"I am going to prioritize staying home to care for Grandma and defer starting college for a year."
"Happy wife, happy life," chuckled the 70 year old gentleman with metastatic pancreatic cancer (that is, incurable cancer spread to other parts of the body). He had survived already almost two years traveling to multiple states to attempt various clinical trial drugs, each of which he had to discontinue due to severe side effects. He repeatedly stated he was ready to focus on comfort at home where he could play with his grandchildren until it was his time to die. "But she wants me to keep trying, and I don't want to piss her off. Secret to a long lasting, happy marriage," he winked.
As a healthcare provider and outsider, it is hard to witness when a family's love appears more burdensome than supportive. "Don't leave me. If you loved me, you would keep fighting.
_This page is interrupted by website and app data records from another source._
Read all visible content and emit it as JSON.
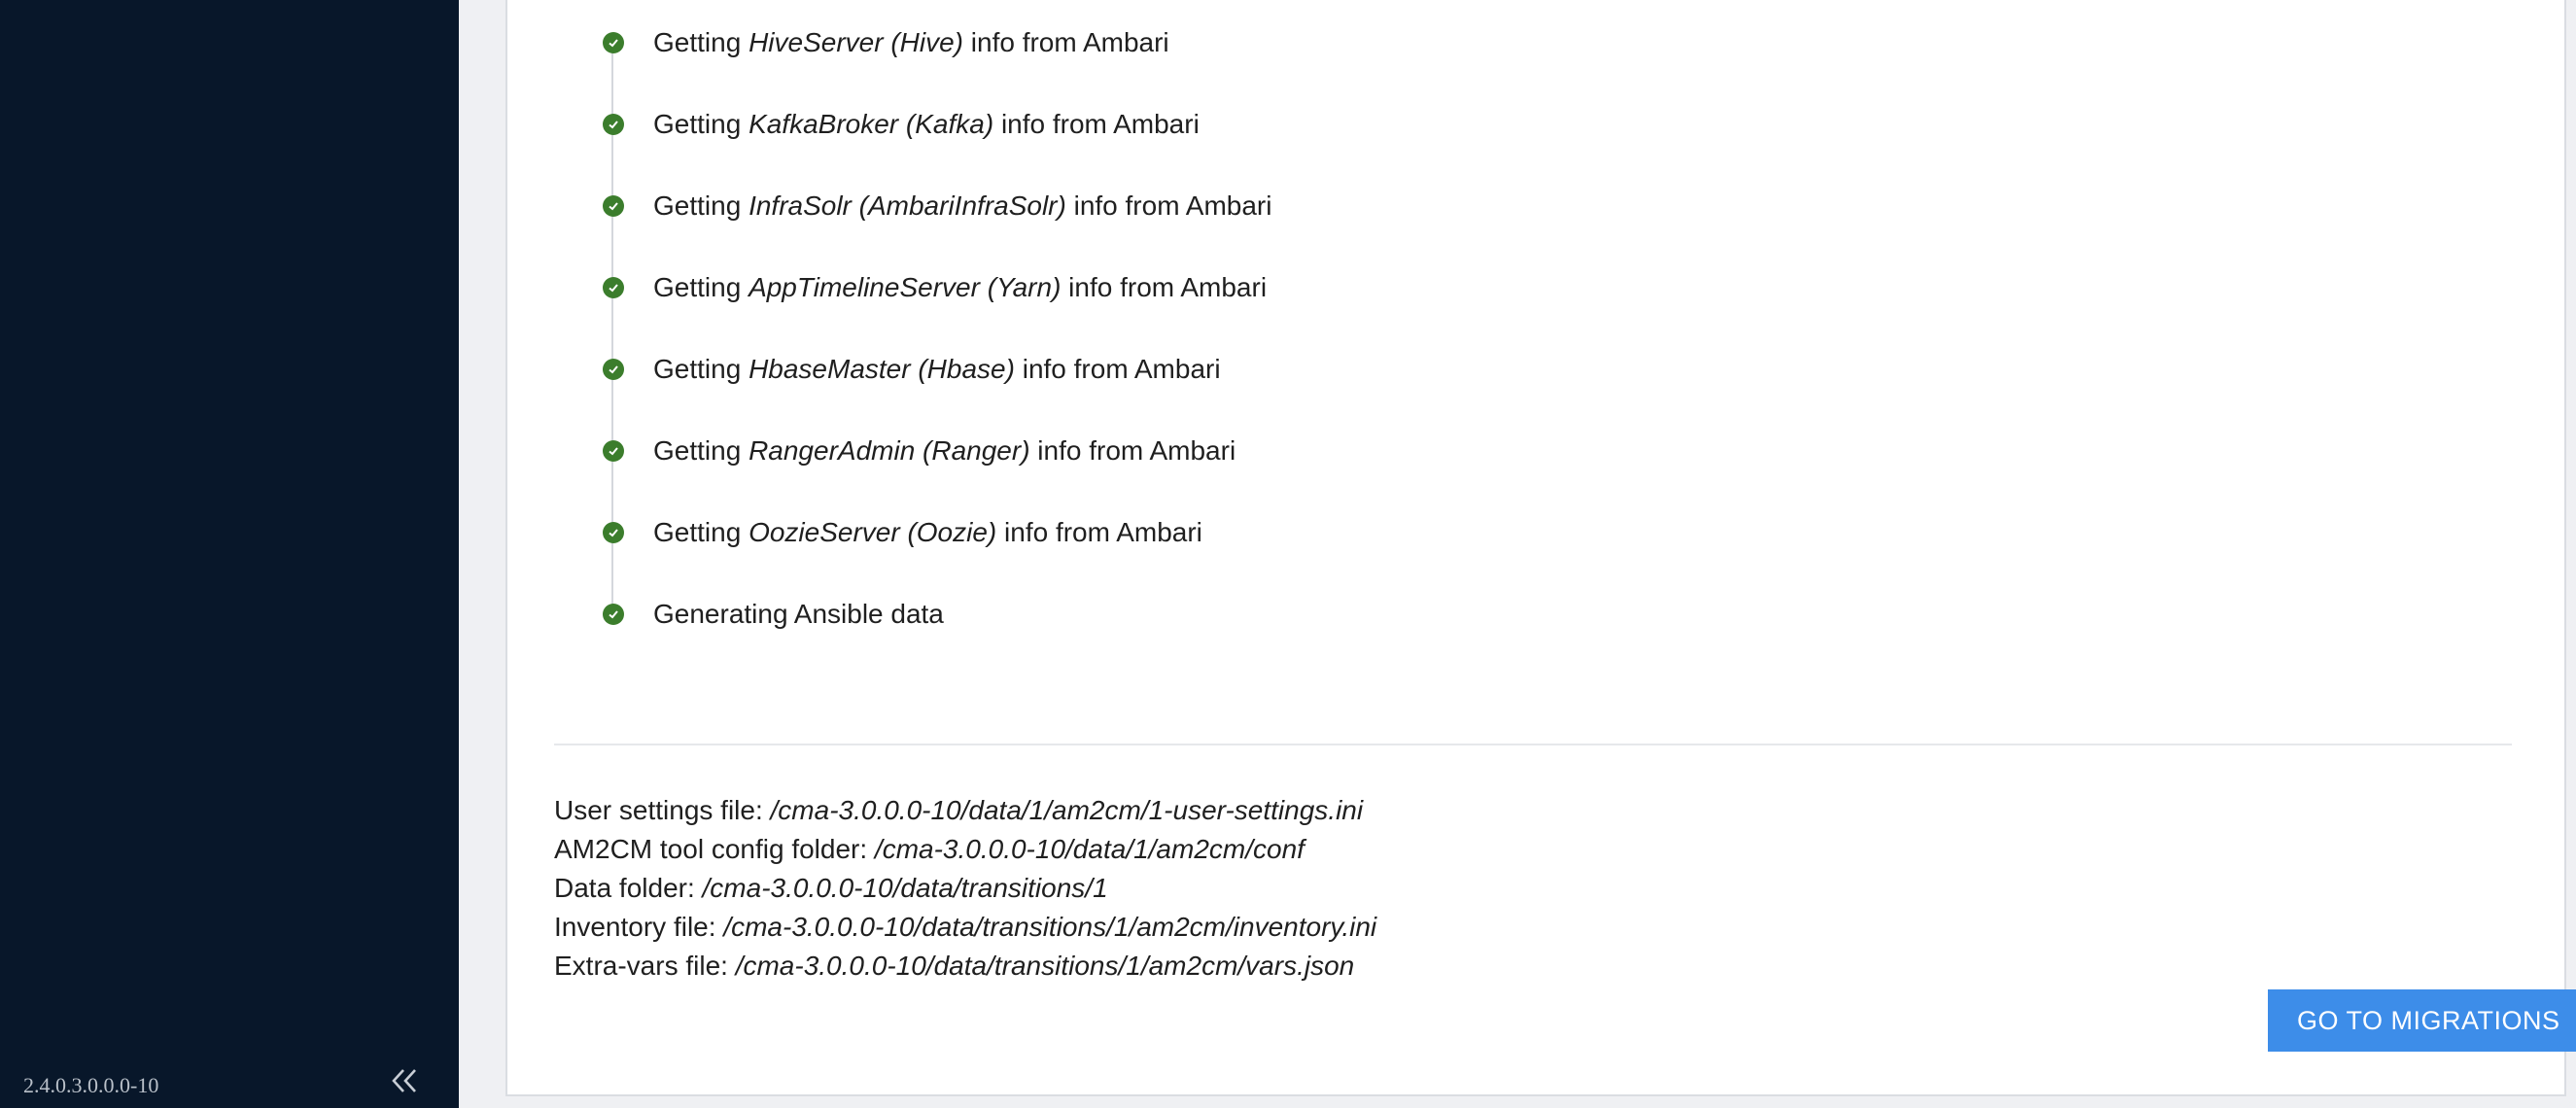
{
  "sidebar": {
    "version": "2.4.0.3.0.0.0-10",
    "collapse_icon": "double-chevron-left-icon"
  },
  "steps": [
    {
      "prefix": "Getting ",
      "name": "HiveServer (Hive)",
      "suffix": " info from Ambari",
      "status": "done"
    },
    {
      "prefix": "Getting ",
      "name": "KafkaBroker (Kafka)",
      "suffix": " info from Ambari",
      "status": "done"
    },
    {
      "prefix": "Getting ",
      "name": "InfraSolr (AmbariInfraSolr)",
      "suffix": " info from Ambari",
      "status": "done"
    },
    {
      "prefix": "Getting ",
      "name": "AppTimelineServer (Yarn)",
      "suffix": " info from Ambari",
      "status": "done"
    },
    {
      "prefix": "Getting ",
      "name": "HbaseMaster (Hbase)",
      "suffix": " info from Ambari",
      "status": "done"
    },
    {
      "prefix": "Getting ",
      "name": "RangerAdmin (Ranger)",
      "suffix": " info from Ambari",
      "status": "done"
    },
    {
      "prefix": "Getting ",
      "name": "OozieServer (Oozie)",
      "suffix": " info from Ambari",
      "status": "done"
    },
    {
      "prefix": "Generating Ansible data",
      "name": "",
      "suffix": "",
      "status": "done"
    }
  ],
  "files": [
    {
      "label": "User settings file: ",
      "path": "/cma-3.0.0.0-10/data/1/am2cm/1-user-settings.ini"
    },
    {
      "label": "AM2CM tool config folder: ",
      "path": "/cma-3.0.0.0-10/data/1/am2cm/conf"
    },
    {
      "label": "Data folder: ",
      "path": "/cma-3.0.0.0-10/data/transitions/1"
    },
    {
      "label": "Inventory file: ",
      "path": "/cma-3.0.0.0-10/data/transitions/1/am2cm/inventory.ini"
    },
    {
      "label": "Extra-vars file: ",
      "path": "/cma-3.0.0.0-10/data/transitions/1/am2cm/vars.json"
    }
  ],
  "actions": {
    "go_to_migrations": "GO TO MIGRATIONS"
  },
  "colors": {
    "sidebar_bg": "#08172a",
    "success_green": "#3b7d2c",
    "primary_button": "#3d8de9"
  }
}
You would keep trying."
A person with serious illness or advanced disease already has so much to cope with - loss of identity, loss of purpose, loss of relationships - and it is hard to see them struggle to take on also the burden of easing their family's fears and grief.
I have learned that though healthcare providers may become frustrated with a person's major medical decisions, we have to accept and support a person's choice to place their family's needs over their own. Sometimes a person sees their family suffering, and they try their best to relieve their family's suffering. After all, a patient with a serious illness is not just a patient. They are also a mom, a dad, a husband, a wife, a grandfather, a grandmother, a son, a daughter. They want to take care of their family.
Honestly, I think the best way to address seemingly conflicting wants is for everyone to speak from the heart, whether or not the conversation is facilitated by a third party. As a palliative care specialist, I primarily verbalize out loud questions that are already sitting there in the room and act as a silent witness as patients and their families hesitantly - and usually with relief - express what is most important to each other.
A 45 year old single mom who had undergone surgery, chemotherapy, radiation, and more for breast cancer spread to the brain, bone, and elsewhere carefully said, looking at the wall instead of at her 21 year old full time caregiving son sitting next to her, "I am dying. My body has changed so much in the past year, and it isn't working right. I know I get confused sometimes, but I can still think for myself. I know we never talk about this, but I know something is going on with my body."
Her son paused, staring at the floor. He responded with quiet alarm. "We shouldn't talk about this. If we do, you'll, like, give up."
"Accepting the inevitable isn't giving up."
"If you loved me enough, you wouldn't accept the inevitable. You would fight, and I would fight. Even when I have to carry you to the commode, it doesn't feel like a burden. Taking care of you would never feel like a burden."
"Of course I love you. I will keep fighting to be with you if I have the choice. If it's not meant to be - and I think my body is telling me that I'm dying - then I don't want to hold you back. I don't want you to keep your life on pause to take care of me. You need to go on and be with your friends and meet someone and get a job. I love you, and I want to stay with you. I also want you to have your own life."
There was nothing I could have said as a healthcare provider that would have eased my patient's or family member's grief and sadness as much as this mother's words to her son and this son's words to his mother.
"Mom, we're NOT giving up." Then he sighed and added, "I hear you, Mom. Let's go ahead and get that one time hospice education visit (read Post 2: Five Major Ways Palliative Care Differs from Hospice). Just to see what they have to say. Then we'll go from there."